The visualization and animation of scientific concepts through YouTube channels like Crash Course and Amoeba Sisters have helped countless students reinforce their understanding of classroom material. However, scientific animation also has value outside of cramming for exams; it helps stimulate a genuine interest in learning more about the world around us. Learning that occurs not for a grade, but out of intrigue and curiosity. 

The YouTube channel Kurzgesagt – In a Nutshell has reinvigorated the scientific curiosity of millions of views since it debuted on YouTube ten years ago. The channel uploads new content approximately once per month, covering a variety of topics such as health, science, technology, history, and philosophy.
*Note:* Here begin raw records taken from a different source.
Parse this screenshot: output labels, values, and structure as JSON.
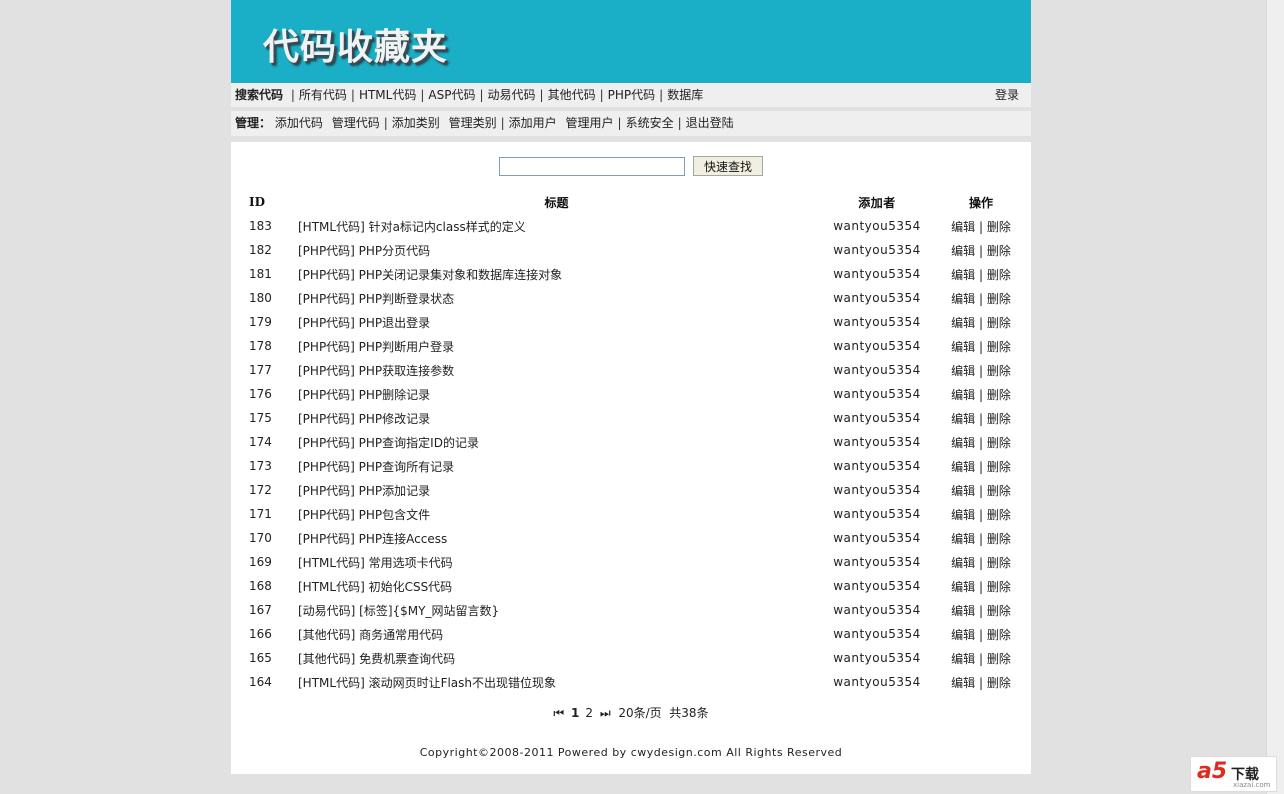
{
  "header": {
    "logo_text": "代码收藏夹"
  },
  "nav": {
    "search_label": "搜索代码",
    "items": [
      "所有代码",
      "HTML代码",
      "ASP代码",
      "动易代码",
      "其他代码",
      "PHP代码",
      "数据库"
    ],
    "login": "登录"
  },
  "admin": {
    "label": "管理：",
    "items": [
      "添加代码",
      "管理代码",
      "添加类别",
      "管理类别",
      "添加用户",
      "管理用户",
      "系统安全",
      "退出登陆"
    ]
  },
  "search": {
    "value": "",
    "button": "快速查找"
  },
  "table": {
    "headers": {
      "id": "ID",
      "title": "标题",
      "user": "添加者",
      "op": "操作"
    },
    "edit_label": "编辑",
    "delete_label": "删除",
    "rows": [
      {
        "id": "183",
        "title": "[HTML代码] 针对a标记内class样式的定义",
        "user": "wantyou5354"
      },
      {
        "id": "182",
        "title": "[PHP代码] PHP分页代码",
        "user": "wantyou5354"
      },
      {
        "id": "181",
        "title": "[PHP代码] PHP关闭记录集对象和数据库连接对象",
        "user": "wantyou5354"
      },
      {
        "id": "180",
        "title": "[PHP代码] PHP判断登录状态",
        "user": "wantyou5354"
      },
      {
        "id": "179",
        "title": "[PHP代码] PHP退出登录",
        "user": "wantyou5354"
      },
      {
        "id": "178",
        "title": "[PHP代码] PHP判断用户登录",
        "user": "wantyou5354"
      },
      {
        "id": "177",
        "title": "[PHP代码] PHP获取连接参数",
        "user": "wantyou5354"
      },
      {
        "id": "176",
        "title": "[PHP代码] PHP删除记录",
        "user": "wantyou5354"
      },
      {
        "id": "175",
        "title": "[PHP代码] PHP修改记录",
        "user": "wantyou5354"
      },
      {
        "id": "174",
        "title": "[PHP代码] PHP查询指定ID的记录",
        "user": "wantyou5354"
      },
      {
        "id": "173",
        "title": "[PHP代码] PHP查询所有记录",
        "user": "wantyou5354"
      },
      {
        "id": "172",
        "title": "[PHP代码] PHP添加记录",
        "user": "wantyou5354"
      },
      {
        "id": "171",
        "title": "[PHP代码] PHP包含文件",
        "user": "wantyou5354"
      },
      {
        "id": "170",
        "title": "[PHP代码] PHP连接Access",
        "user": "wantyou5354"
      },
      {
        "id": "169",
        "title": "[HTML代码] 常用选项卡代码",
        "user": "wantyou5354"
      },
      {
        "id": "168",
        "title": "[HTML代码] 初始化CSS代码",
        "user": "wantyou5354"
      },
      {
        "id": "167",
        "title": "[动易代码] [标签]{$MY_网站留言数}",
        "user": "wantyou5354"
      },
      {
        "id": "166",
        "title": "[其他代码] 商务通常用代码",
        "user": "wantyou5354"
      },
      {
        "id": "165",
        "title": "[其他代码] 免费机票查询代码",
        "user": "wantyou5354"
      },
      {
        "id": "164",
        "title": "[HTML代码] 滚动网页时让Flash不出现错位现象",
        "user": "wantyou5354"
      }
    ]
  },
  "pager": {
    "first_icon": "⏮",
    "pages": [
      "1",
      "2"
    ],
    "current": "1",
    "last_icon": "⏭",
    "per_page": "20条/页",
    "total": "共38条"
  },
  "footer": {
    "text": "Copyright©2008-2011 Powered by cwydesign.com All Rights Reserved"
  },
  "watermark": {
    "brand": "a5",
    "label": "下载",
    "url": "xiazai.com"
  }
}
Based in Munich, Germany, Kurzgesagt’s videos are made by a team of illustrators, animators, research scientists, and producers who thoroughly fact-check and verify the information they feature on YouTube. 
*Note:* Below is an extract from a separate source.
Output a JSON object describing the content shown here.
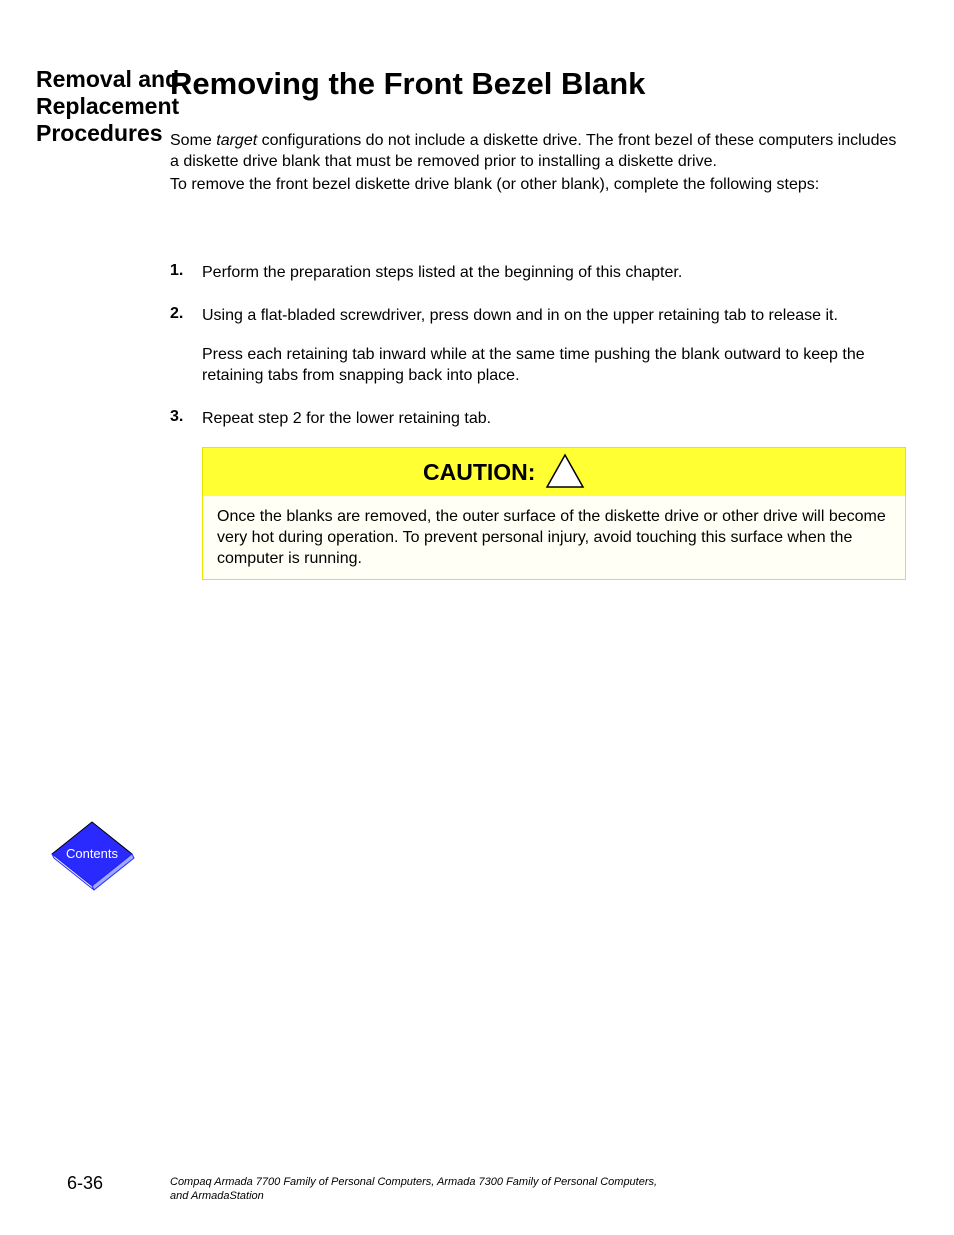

If you like nature documentaries, the Discovery Channel, or National Geographic, then you’ll love Kurzgesagt. And if you don’t, but are curious to learn more about science, you’ll find that their videos easily retain your attention. Kurzgesagt – In a Nutshell utilizes colorful, bright animation to break down complex topics and educate the public in engaging ten-minute videos. With intriguing storytelling, exhaustive fact-checking, and just the right amount of humor, their videos are not only easy to follow, but explain concepts in a way that is easily understandable to those with a limited background in science. The animation is simple but aesthetically pleasing, and the narration is both relaxing and compelling. Some videos feature a thorough breakdown of the mechanisms and risk factors behind health issues such as cancer, vaccines, and aging, while other videos address contemporary issues such as GMOs, the effects of eating meat, and mental health. They even feature videos using science to analyze hypothetical scenarios, such as the end of the universe, the birth of the last human, and the Fermi Paradox. 
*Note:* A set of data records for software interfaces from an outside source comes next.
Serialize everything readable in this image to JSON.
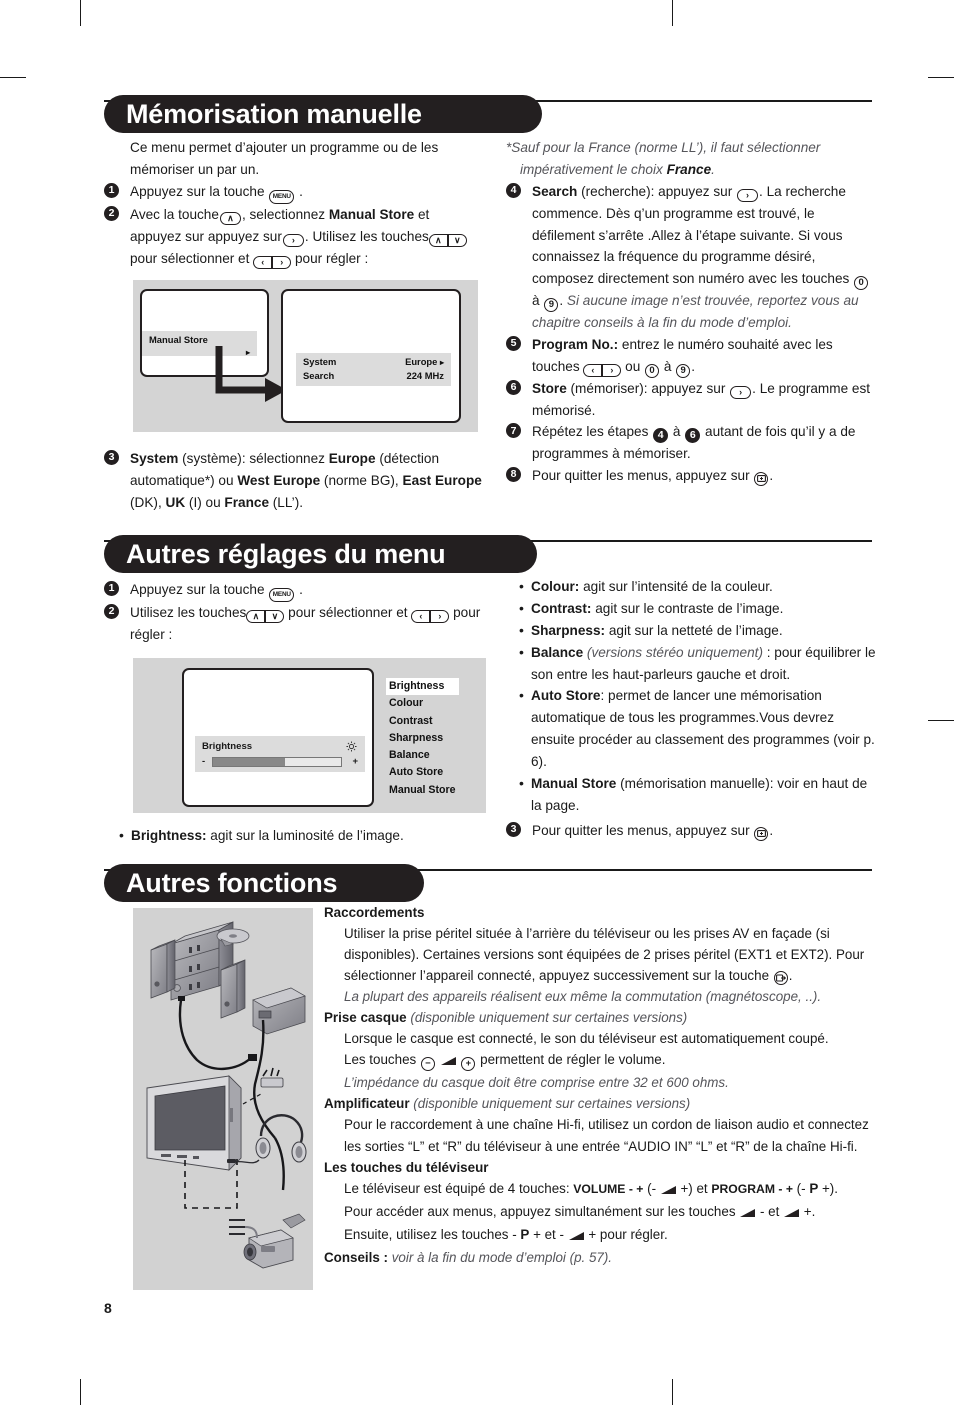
{
  "page": {
    "number": "8"
  },
  "sections": [
    {
      "id": "memorisation-manuelle",
      "title": "Mémorisation manuelle",
      "intro": "Ce menu permet d’ajouter un programme ou de les mémoriser un par un.",
      "left_steps": [
        {
          "n": "1",
          "text_a": "Appuyez sur la touche",
          "key": "MENU",
          "text_b": "."
        },
        {
          "n": "2",
          "text_a": "Avec la touche",
          "text_b": ", selectionnez",
          "bold": "Manual Store",
          "text_c": "et appuyez sur",
          "text_d": ". Utilisez les touches",
          "text_e": "pour sélectionner et",
          "text_f": "pour régler :"
        },
        {
          "n": "3",
          "bold": "System",
          "paren": "(système)",
          "text": ": sélectionnez Europe (détection automatique*) ou West Europe (norme BG), East Europe (DK), UK (I) ou France (LL’)."
        }
      ],
      "step3_parts": {
        "b1": "System",
        "p1": " (système): sélectionnez ",
        "b2": "Europe",
        "p2": " (détection automatique*) ou ",
        "b3": "West Europe",
        "p3": " (norme BG), ",
        "b4": "East Europe",
        "p4": " (DK), ",
        "b5": "UK",
        "p5": " (I) ou ",
        "b6": "France",
        "p6": " (LL’)."
      },
      "footnote": {
        "star": "*",
        "text_a": "Sauf pour la France (norme LL’), il faut sélectionner impérativement le choix ",
        "bold": "France",
        "text_b": "."
      },
      "right_steps": [
        {
          "n": "4",
          "bold": "Search",
          "lead": " (recherche): appuyez sur ",
          "after": ".",
          "body": "La recherche commence. Dès q’un programme est trouvé, le défilement s’arrête .Allez à l’étape suivante. Si vous connaissez la fréquence du programme désiré, composez directement son numéro avec les touches ",
          "body_tail": " à ",
          "body_end": ".",
          "note": "Si aucune image n’est trouvée, reportez vous au chapitre conseils à la fin du mode d’emploi."
        },
        {
          "n": "5",
          "bold": "Program No.:",
          "lead": " entrez le numéro souhaité avec les touches ",
          "mid": " ou ",
          "tail": " à ",
          "end": "."
        },
        {
          "n": "6",
          "bold": "Store",
          "lead": " (mémoriser): appuyez sur ",
          "after": ".",
          "body": "Le programme est mémorisé."
        },
        {
          "n": "7",
          "lead": "Répétez les étapes ",
          "mid": " à ",
          "tail": " autant de fois qu’il y a de programmes à mémoriser."
        },
        {
          "n": "8",
          "lead": "Pour quitter les menus, appuyez sur ",
          "after": "."
        }
      ],
      "figure": {
        "screen1": {
          "item": "Manual Store",
          "caret": "▸"
        },
        "screen2": {
          "rows": [
            {
              "label": "System",
              "value": "Europe",
              "caret": "▸"
            },
            {
              "label": "Search",
              "value": "224 MHz",
              "caret": ""
            }
          ]
        }
      }
    },
    {
      "id": "autres-reglages-du-menu",
      "title": "Autres réglages du menu",
      "left_steps": [
        {
          "n": "1",
          "text_a": "Appuyez sur la touche",
          "key": "MENU",
          "text_b": "."
        },
        {
          "n": "2",
          "text_a": "Utilisez les touches",
          "text_b": "pour sélectionner et",
          "text_c": "pour régler :"
        }
      ],
      "figure": {
        "slider": {
          "title": "Brightness",
          "minus": "-",
          "plus": "+",
          "fill_percent": 56
        },
        "menu_items": [
          "Brightness",
          "Colour",
          "Contrast",
          "Sharpness",
          "Balance",
          "Auto Store",
          "Manual Store"
        ],
        "selected_item": "Brightness"
      },
      "left_bullet": {
        "bold": "Brightness:",
        "text": " agit sur la luminosité de l’image."
      },
      "right_bullets": [
        {
          "bold": "Colour:",
          "text": " agit sur l’intensité de la couleur."
        },
        {
          "bold": "Contrast:",
          "text": " agit sur le contraste de l’image."
        },
        {
          "bold": "Sharpness:",
          "text": " agit sur la netteté de l’image."
        },
        {
          "bold": "Balance",
          "italic": " (versions stéréo uniquement)",
          "text": " : pour équilibrer le son entre les haut-parleurs gauche et droit.",
          "text_bold_tail": true
        },
        {
          "bold": "Auto Store",
          "text": ": permet de lancer une mémorisation automatique de tous les programmes.Vous devrez ensuite procéder au classement des programmes (voir p. 6)."
        },
        {
          "bold": "Manual Store",
          "text": " (mémorisation manuelle): voir en haut de la page."
        }
      ],
      "right_last_step": {
        "n": "3",
        "lead": "Pour quitter les menus, appuyez sur ",
        "after": "."
      }
    },
    {
      "id": "autres-fonctions",
      "title": "Autres fonctions",
      "blocks": [
        {
          "heading": "Raccordements",
          "body": "Utiliser la prise péritel située à l’arrière du téléviseur ou les prises AV en façade (si disponibles). Certaines versions sont équipées de 2 prises péritel (EXT1 et EXT2). Pour sélectionner l’appareil connecté, appuyez successivement sur la touche ",
          "body_end": ".",
          "note": "La plupart des appareils réalisent eux même la commutation (magnétoscope, ..)."
        },
        {
          "heading": "Prise casque",
          "heading_italic": " (disponible uniquement sur certaines versions)",
          "body_a": "Lorsque le casque est connecté, le son du téléviseur est automatiquement coupé.",
          "body_b_lead": "Les touches ",
          "body_b_tail": " permettent de régler le volume.",
          "note": "L’impédance du casque doit être comprise entre 32 et 600 ohms."
        },
        {
          "heading": "Amplificateur",
          "heading_italic": " (disponible uniquement sur certaines versions)",
          "body": "Pour le raccordement à une chaîne Hi-fi, utilisez un cordon de liaison audio et connectez les sorties “L” et “R” du téléviseur à une entrée “AUDIO IN” “L” et “R” de la chaîne Hi-fi."
        },
        {
          "heading": "Les touches du téléviseur",
          "line1_a": "Le téléviseur est équipé de 4 touches: ",
          "line1_volume": "VOLUME - +",
          "line1_b": " (- ",
          "line1_c": " +) et ",
          "line1_program": "PROGRAM - +",
          "line1_d": " (- ",
          "line1_p": "P",
          "line1_e": " +).",
          "line2_a": "Pour accéder aux menus, appuyez simultanément sur les touches ",
          "line2_b": " - et ",
          "line2_c": " +.",
          "line3_a": "Ensuite, utilisez les touches - ",
          "line3_p": "P",
          "line3_b": " + et - ",
          "line3_c": " + pour régler."
        }
      ],
      "tips": {
        "bold": "Conseils :",
        "italic": " voir à la fin du mode d’emploi (p. 57)."
      }
    }
  ],
  "keys": {
    "menu": "MENU",
    "up": "∧",
    "down": "∨",
    "left": "‹",
    "right": "›",
    "zero": "0",
    "nine": "9",
    "minus": "−",
    "plus": "+"
  },
  "colors": {
    "banner_bg": "#231f20",
    "figure_bg": "#d4d4d4",
    "osd_bg": "#dcdcdc",
    "note_text": "#55555a"
  }
}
Kurzgesagt’s videos are made with a genuine passion for scientific inquiry and education, and their goal is to inspire that same curiosity and love of learning in their viewers. Generally, their videos are divided into four parts: a description of the topic, why it is relevant, what we can do about it, and its future ramifications for society. Kurzgesagt makes a concerted effort to end its videos on an optimistic and even empowering note. Their videos, especially those featuring cancer and aging, provide some powerful perspectives that can reshape one’s outlook on society and their life. I truly appreciate their explanations on how viewers can use what they learn to make real, positive changes for the health of our communities and future generations. Thus, I highly recommend Kurzgesagt – In a Nutshell as a great source of education, entertainment, and perspective on the world around us.

You can watch Kurzgesagt – In a Nutshell on YouTube.